Given the cost of conventional medical care (greatly related to technology and Big Pharma) insurance makes sense. It is easy to imagine circumstances, and many of us don’t have to imagine, in which one could owe tens or hundreds of thousands of dollars for medical care. That isn’t the case with acupuncture.

It’s great if you’ve decided that part of your practice will be working with insurance. It is nice that we have the option. For some it signals that “we’ve arrived.” It helps our acceptance and it enables us to reach a population that might not otherwise consider our medicine. Currently, acupuncturists who know how to work well with the insurance system may do well with their reimbursements, coming close to matching their regular fee.

Please, though, be aware. The more your income is controlled by the insurance companies the less control you have . And the more our profession depends upon insurance the more power that industry has over our medicine. If the industry decides to cut reimbursements, or to further limit the codes they will cover, or the number of treatments they’ll cover (and if we look at the experience of other professions we know they almost certainly will) we may find ourselves stuck.  If the insurance industry determines they will only cover acupuncture for back pain will that influence even those paying out of pocket?

Some practitioners are not working well with the system but are instead working the system — billing for more units of acupuncture than they perform; adding additional services to the treatment, or even worse, just to the bill; using ICD codes that get reimbursement even if that isn’t the focus of treatment. They sometimes cross the line into fraud, though they believe they have good justifications for doing so. Big Insurance is unlikely to agree, and that will reflect upon all of us.

Personally, I’ve made the choice to discount my fee directly to my clients. I find it much more enjoyable than getting the same amount only after a painful dance with the insurance industry. It’s great if you make a different choice. But don’t forget that with greater participation comes greater scrutiny. When you play with the insurance companies, they set the rules, and they can always find a way to win, even when playing with professions far more powerful than ours.

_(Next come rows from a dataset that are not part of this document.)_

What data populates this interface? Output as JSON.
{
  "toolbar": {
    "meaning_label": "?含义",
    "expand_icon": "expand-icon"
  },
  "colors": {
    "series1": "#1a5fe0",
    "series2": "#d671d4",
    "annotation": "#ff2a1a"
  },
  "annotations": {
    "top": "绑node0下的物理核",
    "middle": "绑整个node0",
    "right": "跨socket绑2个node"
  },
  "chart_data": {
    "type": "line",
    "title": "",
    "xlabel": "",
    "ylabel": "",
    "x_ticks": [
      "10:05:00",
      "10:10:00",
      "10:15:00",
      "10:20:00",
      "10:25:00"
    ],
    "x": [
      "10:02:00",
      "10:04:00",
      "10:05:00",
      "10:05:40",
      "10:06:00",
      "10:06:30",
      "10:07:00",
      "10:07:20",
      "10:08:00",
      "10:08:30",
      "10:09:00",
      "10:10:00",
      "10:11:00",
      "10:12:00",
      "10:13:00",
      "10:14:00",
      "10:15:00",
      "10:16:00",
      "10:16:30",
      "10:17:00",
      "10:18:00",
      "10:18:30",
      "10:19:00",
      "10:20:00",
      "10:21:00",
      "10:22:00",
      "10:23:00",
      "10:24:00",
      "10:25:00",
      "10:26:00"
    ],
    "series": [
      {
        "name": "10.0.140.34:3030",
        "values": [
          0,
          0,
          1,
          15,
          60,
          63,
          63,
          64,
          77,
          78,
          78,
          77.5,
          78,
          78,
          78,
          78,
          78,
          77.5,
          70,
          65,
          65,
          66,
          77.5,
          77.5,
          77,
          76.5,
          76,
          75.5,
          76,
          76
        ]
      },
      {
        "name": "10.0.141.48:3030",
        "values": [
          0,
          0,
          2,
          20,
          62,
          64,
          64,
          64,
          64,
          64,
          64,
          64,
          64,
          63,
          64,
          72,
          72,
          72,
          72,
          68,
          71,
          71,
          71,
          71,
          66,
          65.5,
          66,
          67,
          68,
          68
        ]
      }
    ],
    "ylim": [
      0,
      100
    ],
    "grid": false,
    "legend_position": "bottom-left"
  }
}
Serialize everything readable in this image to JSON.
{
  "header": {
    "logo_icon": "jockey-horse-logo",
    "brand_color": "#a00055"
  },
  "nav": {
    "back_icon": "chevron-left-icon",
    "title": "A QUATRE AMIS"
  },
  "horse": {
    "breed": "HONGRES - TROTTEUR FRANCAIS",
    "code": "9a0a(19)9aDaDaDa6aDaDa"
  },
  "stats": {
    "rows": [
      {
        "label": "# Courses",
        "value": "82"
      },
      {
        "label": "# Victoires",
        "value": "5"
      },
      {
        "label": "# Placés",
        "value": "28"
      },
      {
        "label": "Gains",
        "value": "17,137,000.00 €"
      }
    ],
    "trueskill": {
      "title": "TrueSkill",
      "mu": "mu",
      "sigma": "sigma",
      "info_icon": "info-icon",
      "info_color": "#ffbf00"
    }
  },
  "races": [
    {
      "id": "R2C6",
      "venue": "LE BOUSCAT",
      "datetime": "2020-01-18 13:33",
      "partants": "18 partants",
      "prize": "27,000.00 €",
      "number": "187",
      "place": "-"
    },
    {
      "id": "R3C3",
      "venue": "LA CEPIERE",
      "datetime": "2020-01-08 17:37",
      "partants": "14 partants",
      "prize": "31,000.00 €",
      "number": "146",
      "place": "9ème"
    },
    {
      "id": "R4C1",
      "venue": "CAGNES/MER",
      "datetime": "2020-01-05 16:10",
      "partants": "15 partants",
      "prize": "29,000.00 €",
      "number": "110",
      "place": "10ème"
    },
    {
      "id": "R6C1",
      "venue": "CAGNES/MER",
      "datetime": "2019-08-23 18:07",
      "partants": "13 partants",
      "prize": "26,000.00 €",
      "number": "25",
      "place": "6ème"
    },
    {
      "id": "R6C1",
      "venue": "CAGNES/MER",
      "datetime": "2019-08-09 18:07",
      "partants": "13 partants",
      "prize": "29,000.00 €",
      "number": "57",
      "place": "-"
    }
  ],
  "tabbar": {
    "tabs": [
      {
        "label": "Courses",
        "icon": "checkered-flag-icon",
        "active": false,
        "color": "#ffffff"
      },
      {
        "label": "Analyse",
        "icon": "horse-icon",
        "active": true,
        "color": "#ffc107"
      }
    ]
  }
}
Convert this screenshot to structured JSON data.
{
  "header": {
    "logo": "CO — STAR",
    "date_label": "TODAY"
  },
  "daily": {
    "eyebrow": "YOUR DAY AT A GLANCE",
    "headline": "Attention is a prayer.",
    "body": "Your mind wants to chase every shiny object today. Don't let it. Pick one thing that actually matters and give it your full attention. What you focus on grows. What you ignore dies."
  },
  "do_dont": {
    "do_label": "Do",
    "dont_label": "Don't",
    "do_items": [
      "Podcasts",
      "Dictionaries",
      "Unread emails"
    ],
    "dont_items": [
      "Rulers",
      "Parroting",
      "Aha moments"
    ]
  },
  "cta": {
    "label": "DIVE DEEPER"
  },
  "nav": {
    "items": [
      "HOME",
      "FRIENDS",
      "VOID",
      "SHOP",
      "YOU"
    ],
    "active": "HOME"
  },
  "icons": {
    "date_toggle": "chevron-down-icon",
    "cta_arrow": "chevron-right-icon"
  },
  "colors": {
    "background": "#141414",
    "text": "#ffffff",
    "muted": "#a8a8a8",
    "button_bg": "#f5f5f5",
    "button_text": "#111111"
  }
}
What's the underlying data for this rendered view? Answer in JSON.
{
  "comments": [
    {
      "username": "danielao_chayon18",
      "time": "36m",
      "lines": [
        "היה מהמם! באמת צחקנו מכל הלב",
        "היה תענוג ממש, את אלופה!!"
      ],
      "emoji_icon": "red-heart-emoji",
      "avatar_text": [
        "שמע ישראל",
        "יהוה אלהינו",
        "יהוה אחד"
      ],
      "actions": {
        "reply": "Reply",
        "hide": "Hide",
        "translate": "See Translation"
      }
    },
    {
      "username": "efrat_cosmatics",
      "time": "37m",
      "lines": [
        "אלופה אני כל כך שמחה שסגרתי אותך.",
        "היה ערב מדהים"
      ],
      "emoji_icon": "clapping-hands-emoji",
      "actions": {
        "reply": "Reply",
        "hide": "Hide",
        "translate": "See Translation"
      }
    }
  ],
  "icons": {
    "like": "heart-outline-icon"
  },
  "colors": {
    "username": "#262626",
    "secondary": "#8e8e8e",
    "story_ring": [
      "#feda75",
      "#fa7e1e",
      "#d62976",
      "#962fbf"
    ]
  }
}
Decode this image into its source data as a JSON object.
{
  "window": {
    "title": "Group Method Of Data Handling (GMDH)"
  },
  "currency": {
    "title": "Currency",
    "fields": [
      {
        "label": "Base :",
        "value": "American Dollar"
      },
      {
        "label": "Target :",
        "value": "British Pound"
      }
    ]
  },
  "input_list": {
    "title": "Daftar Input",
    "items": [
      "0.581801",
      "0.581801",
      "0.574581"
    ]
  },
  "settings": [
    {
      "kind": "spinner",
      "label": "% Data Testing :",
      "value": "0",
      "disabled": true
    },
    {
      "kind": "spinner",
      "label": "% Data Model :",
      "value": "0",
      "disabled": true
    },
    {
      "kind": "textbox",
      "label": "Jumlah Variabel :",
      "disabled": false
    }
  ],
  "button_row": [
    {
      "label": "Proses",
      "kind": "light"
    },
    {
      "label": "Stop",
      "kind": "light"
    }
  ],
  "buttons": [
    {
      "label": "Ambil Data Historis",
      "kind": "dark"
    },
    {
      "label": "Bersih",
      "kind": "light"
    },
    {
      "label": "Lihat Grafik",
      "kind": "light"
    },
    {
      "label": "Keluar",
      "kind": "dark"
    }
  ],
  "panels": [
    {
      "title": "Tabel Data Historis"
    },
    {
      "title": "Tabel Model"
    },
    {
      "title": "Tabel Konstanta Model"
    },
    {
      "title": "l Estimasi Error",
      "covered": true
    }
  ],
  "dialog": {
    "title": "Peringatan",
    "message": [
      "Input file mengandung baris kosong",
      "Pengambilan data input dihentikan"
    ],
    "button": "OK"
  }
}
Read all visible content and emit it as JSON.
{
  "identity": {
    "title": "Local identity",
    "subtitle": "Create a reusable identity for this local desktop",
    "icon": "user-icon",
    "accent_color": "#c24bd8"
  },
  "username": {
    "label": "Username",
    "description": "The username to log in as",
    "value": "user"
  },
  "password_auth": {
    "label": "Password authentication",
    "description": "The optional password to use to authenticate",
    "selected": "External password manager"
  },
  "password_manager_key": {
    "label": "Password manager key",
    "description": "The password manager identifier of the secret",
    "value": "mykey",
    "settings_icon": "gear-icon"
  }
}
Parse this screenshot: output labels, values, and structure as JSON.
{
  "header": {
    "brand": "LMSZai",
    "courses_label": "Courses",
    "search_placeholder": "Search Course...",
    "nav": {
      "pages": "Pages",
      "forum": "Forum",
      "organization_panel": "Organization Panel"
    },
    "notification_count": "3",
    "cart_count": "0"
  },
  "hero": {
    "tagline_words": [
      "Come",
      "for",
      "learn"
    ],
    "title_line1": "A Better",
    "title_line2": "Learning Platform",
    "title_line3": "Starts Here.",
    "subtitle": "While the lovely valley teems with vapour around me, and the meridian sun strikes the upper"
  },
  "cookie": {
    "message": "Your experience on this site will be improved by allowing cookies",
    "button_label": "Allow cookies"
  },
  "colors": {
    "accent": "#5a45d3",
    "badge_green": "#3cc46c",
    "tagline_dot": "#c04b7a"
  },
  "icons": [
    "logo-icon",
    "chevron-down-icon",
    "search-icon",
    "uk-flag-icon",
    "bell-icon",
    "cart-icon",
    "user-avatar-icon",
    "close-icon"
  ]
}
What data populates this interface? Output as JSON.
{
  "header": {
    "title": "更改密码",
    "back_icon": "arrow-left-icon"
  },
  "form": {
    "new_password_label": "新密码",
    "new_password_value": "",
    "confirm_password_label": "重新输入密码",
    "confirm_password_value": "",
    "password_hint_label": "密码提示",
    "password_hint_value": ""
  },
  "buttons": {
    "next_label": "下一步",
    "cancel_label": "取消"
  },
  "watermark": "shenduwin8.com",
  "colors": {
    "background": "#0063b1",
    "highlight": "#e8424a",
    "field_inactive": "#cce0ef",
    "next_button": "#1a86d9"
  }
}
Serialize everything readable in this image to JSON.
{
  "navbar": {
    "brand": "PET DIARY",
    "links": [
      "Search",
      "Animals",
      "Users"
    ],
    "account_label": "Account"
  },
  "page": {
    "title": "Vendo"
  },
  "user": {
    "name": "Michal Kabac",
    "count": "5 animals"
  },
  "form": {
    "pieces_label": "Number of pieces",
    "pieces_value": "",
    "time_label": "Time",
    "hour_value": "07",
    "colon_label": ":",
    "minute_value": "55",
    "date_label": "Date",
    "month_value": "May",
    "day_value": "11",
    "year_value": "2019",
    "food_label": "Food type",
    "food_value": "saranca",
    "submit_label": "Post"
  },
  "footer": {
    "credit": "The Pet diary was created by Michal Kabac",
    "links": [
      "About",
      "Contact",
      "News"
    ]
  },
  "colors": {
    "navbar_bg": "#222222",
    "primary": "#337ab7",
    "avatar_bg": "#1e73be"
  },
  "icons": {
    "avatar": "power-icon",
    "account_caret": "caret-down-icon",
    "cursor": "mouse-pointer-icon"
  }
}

The Biggest Problem

facing the profession today is….  I’m sure we could (and will in the next few months) come up with quite a list to choose from.  I bet if you asked a random sampling of acupuncturists today, a significant percentage would say it is that most insurance and medicare doesn’t cover acupuncture.  Certainly a lot of energy has been spent trying to change that, last week’s petition drive only one example.

If I had a magic wand and magically made acupuncture part of the medicare system and required that all insurance companies covered it, would it serve our profession?  I’m not so sure, and there are lots of reasons why.

One consideration is that a significant percentage of people in the U.S. do not live or work a reasonable distance from an acupuncturist.  If a program were put in place tomorrow that paid for acupuncture treatment, no questions asked, for every citizen, many, many folks would still go without.  We still have six states without licensure.  In most states with licensure there are large areas with no practitioners, and even in areas with acupuncturists there may not be enough to handle a large influx of new patients.  (This is why it made sense for the ACA to default to existing large plans in a state — the system had already begun to address delivery.)

More on this soon.  For now, ponder where people would get acupuncture if, all of a sudden, lots more people wanted it.  Are there other issues that should be a higher priority?